Lahore: In developments that took most people by surprise, Indian Prime Minister Narendra Modi flew into Lahore on Friday and met his Pakistani counterpart Nawaz Sharif while returning home from Kabul.
After Sharif and Modi hugged at the Allama Iqbal International Airport as he landed in an Indian Air Force plane, the two took a helicopter to Sharif's residence at Raiwind, about 40 km from here, officials here said.
The dramatic visit took place after Modi greeted Sharif on his birthday over telephone from Kabul earlier on Friday and expressed a desire to meet the Pakistani leader, Pakistani media said.
Geo TV reported that the visit "was not that surprising" as the Lahore Air Traffic Control had been told about it on Thursday.
But few in India and Pakistan knew about the programme, which came at a time when bilateral relations have shown definite improvement after months of tensions and border clashes.

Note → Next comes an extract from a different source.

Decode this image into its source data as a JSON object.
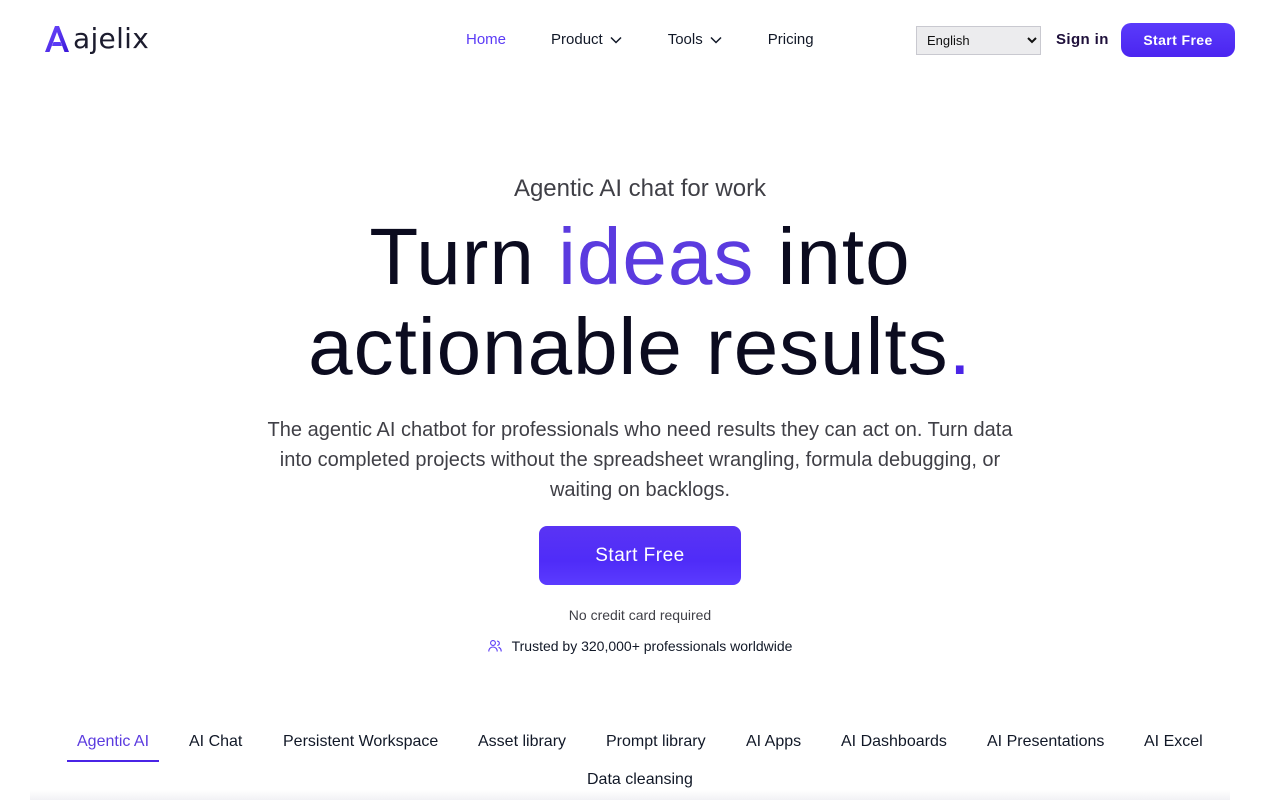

Sharif and his brother and Punjab Chief Minister Shahbaz Sharif were among those who received Modi at the airport with bouquets. Also present were Pakistan Finance Minister Ishaq Dar and the Indian envoy, T.C.A. Raghavan.
After pleasantries and a guard of honour by the Pakistani Air Force for Modi, the two prime ministers boarded a helicopter and reached Sharif's ancestral residence at Raiwind for what could be a round of talks -- or more.
Indian and Pakistani officials did not reveal the likely agenda.
Modi and Sharif had met at the Paris Climate Summit on November 30, laying the foundation for a resumption of the stalled bilateral dialogue.
Indian National Security Adviser Ajit Doval, who accompanied Modi to Lahore, met his Pakistani counterpart in Bangkok earlier this month, to be followed by External Affairs Minister Sushma Swaraj's visit to Islamabad.
The two foreign secretaries are set to meet in January, also in the Pakistani capital.
It is Modi's first visit to Pakistan and the first trip by an Indian prime minister to the country in 11 years.
Modi's surprise visit came nearly 19 months after Sharif and other South Asian leaders were in New Delhi for Modi's oath taking in May 2014.
Hours before he left for Lahore, Modi addressed the Afghan parliament and blasted Islamabad - but without naming the country - for sponsoring terrorism in Afghanistan.
"Terror and violence cannot be the instrument to shape Afghanistan's future or dictate the choices Afghans make," Modi told Afghan MPs. Modi reached Kabul early on Friday after a two-day visit to Russia.
In an obvious reference to Pakistan, Modi said there were "some who did not want us to be here".
"There were those who saw sinister designs in our presence here. There are others who were uneasy at the strength of our partnership. Some even tried to discourage us."
At the same time, Modi said Pakistan must act like a bridge between South Asia and Afghanistan.
"All of us in the region - India, Pakistan, Iran and others - must unite, in trust and cooperation, behind this common purpose and in recognition of our common destiny."